We really seem to be in the depths of winter right now, with freezing cold nights and crisp, cool days. The sunshine has been glorious over the past week or so, but the short days mean there is precious little time to enjoy it! Many plants flower in response to the shorter length of daylight hours at this time of year, and it seems that a number of them include succulents in our Sydney climate. In recent weeks, I have been scrounging around away from home for flowers to fill a little vase, and several succulent plants have more than satisfactorily filled the bill.
Crassula species and cultivars are some of the really tough old plants in our gardens and they are at their peak in winter and early spring. One I have known since my childhood is Crassula multicava (ht 25 cm), sometimes known as London pride. It is an easygoing groundcover plant with plump, round, deep green leaves, which quietly colonises any unhospitable position in sun or shade. It was one of the first plants I ever grew, passed onto me by my mother as a 'good doer'. From mid-winter to spring it is smothered in a profusion of tiny white stars which open from pink buds held above the foliage. It looks very effective grown with pink- or white-flowered hybrid hellebores which are in bloom at the same time. Like many useful plants for Sydney gardens, it comes from South Africa. In more recent times, I have grown the lovely cultivar called 'Purple Dragon', which has attractive purplish undersides to its leaves and pretty pink flowers.
Another South African Crassula in bloom now is Crassula ovata, often called the jade tree, and indeed, it does grow to resemble a small, many-branched tree, around 90 cm tall (though it can grow taller). It has thick brown stems and plump, shiny, wedge-shaped leaves that can be edged with red. In winter, it has sprays of dainty pale pink or white flowers. I have mine growing in a pot: it is a very structural-looking plant. It likes a sunny position.

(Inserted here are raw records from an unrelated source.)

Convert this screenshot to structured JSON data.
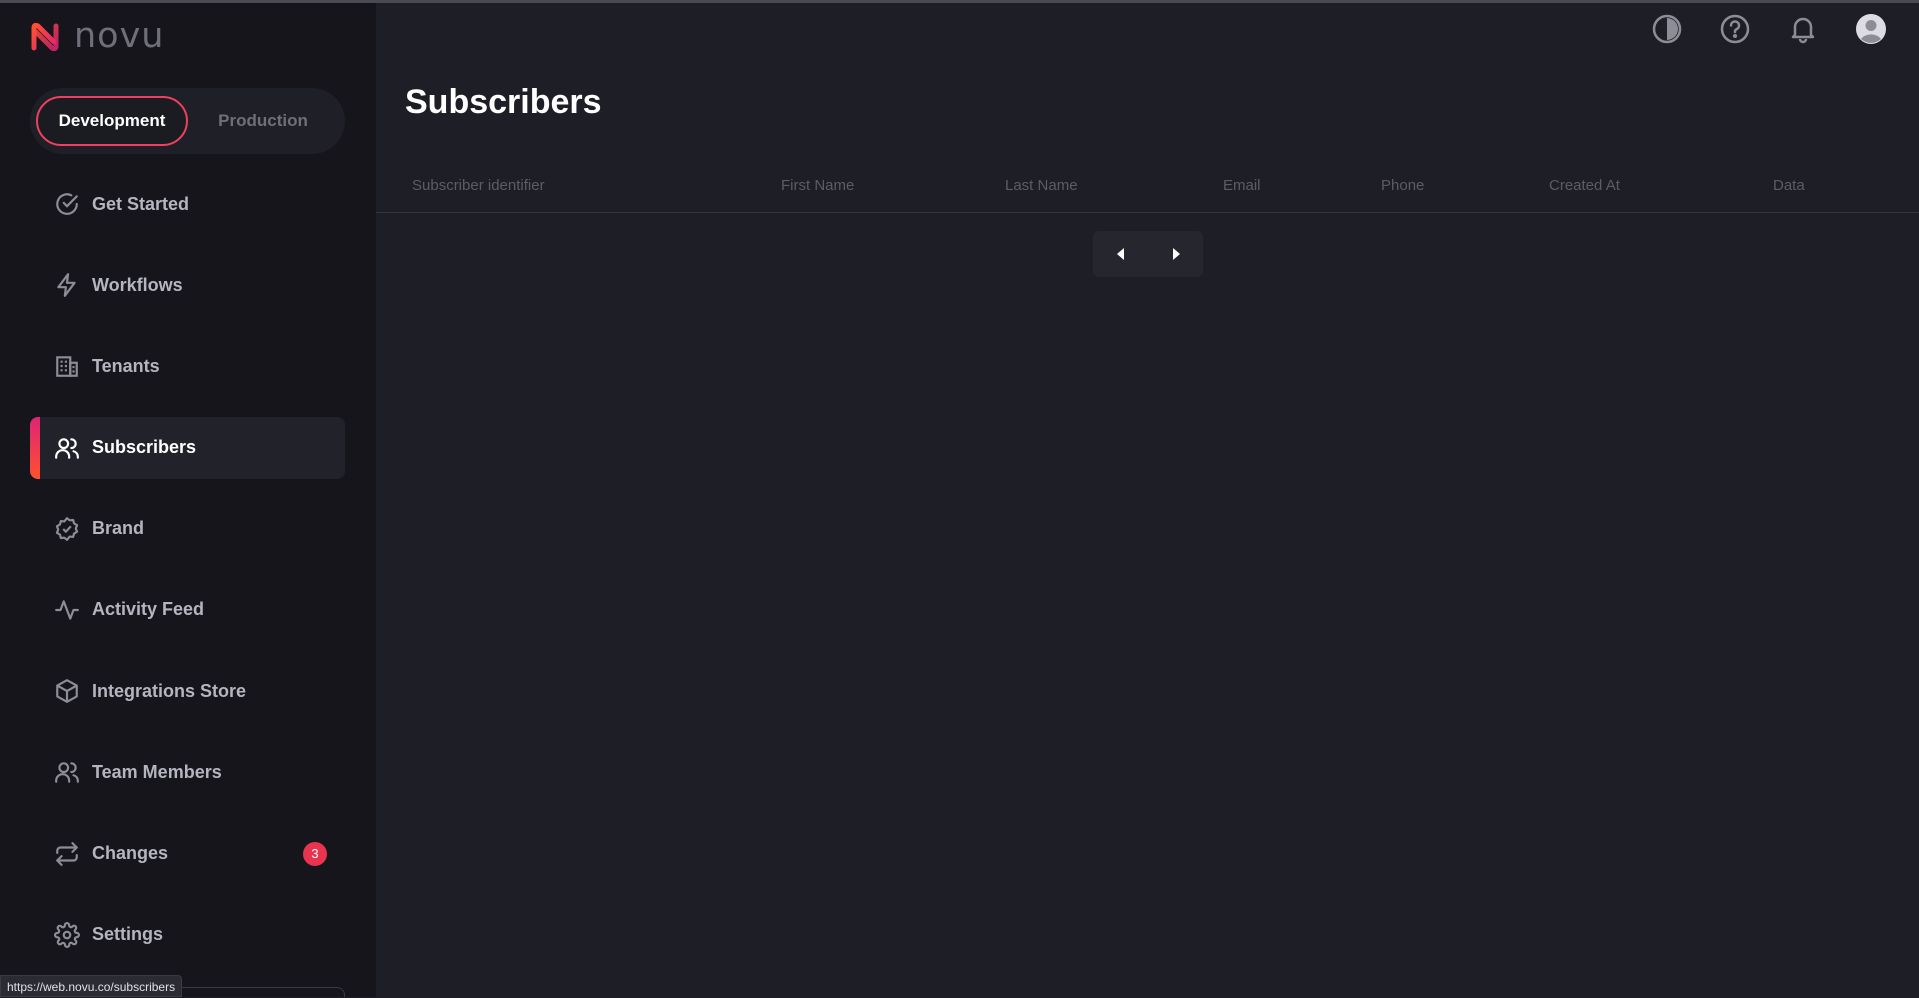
{
  "app": {
    "logo_text": "novu"
  },
  "environment": {
    "development": "Development",
    "production": "Production"
  },
  "nav": [
    {
      "label": "Get Started",
      "icon": "check-circle-icon"
    },
    {
      "label": "Workflows",
      "icon": "bolt-icon"
    },
    {
      "label": "Tenants",
      "icon": "building-icon"
    },
    {
      "label": "Subscribers",
      "icon": "users-icon"
    },
    {
      "label": "Brand",
      "icon": "badge-check-icon"
    },
    {
      "label": "Activity Feed",
      "icon": "activity-icon"
    },
    {
      "label": "Integrations Store",
      "icon": "box-icon"
    },
    {
      "label": "Team Members",
      "icon": "team-icon"
    },
    {
      "label": "Changes",
      "icon": "repeat-icon",
      "badge": "3"
    },
    {
      "label": "Settings",
      "icon": "gear-icon"
    }
  ],
  "header": {
    "icons": [
      "contrast-icon",
      "help-icon",
      "bell-icon",
      "avatar-icon"
    ]
  },
  "main": {
    "title": "Subscribers",
    "columns": [
      "Subscriber identifier",
      "First Name",
      "Last Name",
      "Email",
      "Phone",
      "Created At",
      "Data"
    ]
  },
  "status_bar": {
    "url": "https://web.novu.co/subscribers"
  },
  "colors": {
    "accent": "#f0405f",
    "sidebar_bg": "#15151b",
    "main_bg": "#1e1e26",
    "badge": "#e8344f"
  }
}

In the same family (Crassulaceae) as the Crassula, hailing from Madagascar, Kalanchoe blossfeldiana is just coming into bloom now. Often sold as a disposable houseplant, it is actually a perennial plant to 30 cm tall for pots, hanging baskets or garden beds. Many cultivars have been developed. It blooms for months, its waxy flowers held in lacy posies, in colours of white, pinks, orange, rust, yellow and various reds; there are single- and double-flowered varieties. A lightly shaded, well-drained position is ideal, though it seems also to cope with full sun and drought.
Zygocactus (Schlumbergera hybrids) are a genus of succulent cacti originating in south-eastern Brazil. The unusual, silky flowers usually appear in late autumn and winter (hence they are called Christmas cacti in the northern hemisphere) and are held at the stem tips, in colours of pinks, purples, magenta, white, orange, yellow and red. Some develop a cascading habit with age. They seem to look best when grown in pots under trees or in a dry rockery situation, and need protection from frost in a part-shade position. They can also provide a bright splash of colour on an outdoor table or in a hanging basket in a filtered or morning sun position in the cooler months. They seem to enjoy being pot bound and can last well for years in the same pot; they can be moved into a prominent position when in flower then hidden away in an inconspicuous position for the rest of the time. At the moment, I have a pot of a bright-pink zygocactus nearby flowering Aechmea gamosepala and a patch of Crassula multicava. Being epiphytic, zygocactus can also be affixed to trees, in a pouch of loose compost held in a length of old pantyhose.
Though I don't grow them myself, I have seen some spectacular-looking Aloe species in flower at the moment. The upright, torch-like flowers are very striking. These plants need a lot of room, though there are smaller hybrid ones around these days that can suit compact gardens, in a rainbow of colours.
I'd love to hear of other winter-blooming succulents that do well in Sydney gardens, to brighten up these chilly days!
18 Oct 20
Although my garden is semi-tropical in nature now, I still have some vestiges from my cottage garden days!
11 Oct 20
Consider training a shrub into a small tree.
04 Oct 20
October is iris time in Sydney gardens: the best are the tall bearded irises and Louisiana irises.
One crowded hour
27 Sep 20
Much can be achieved in regular short stints in the garden.
20 Sep 20
We may not be able to grow massed displays of tulips in our climate, but try some of these South African corms instead.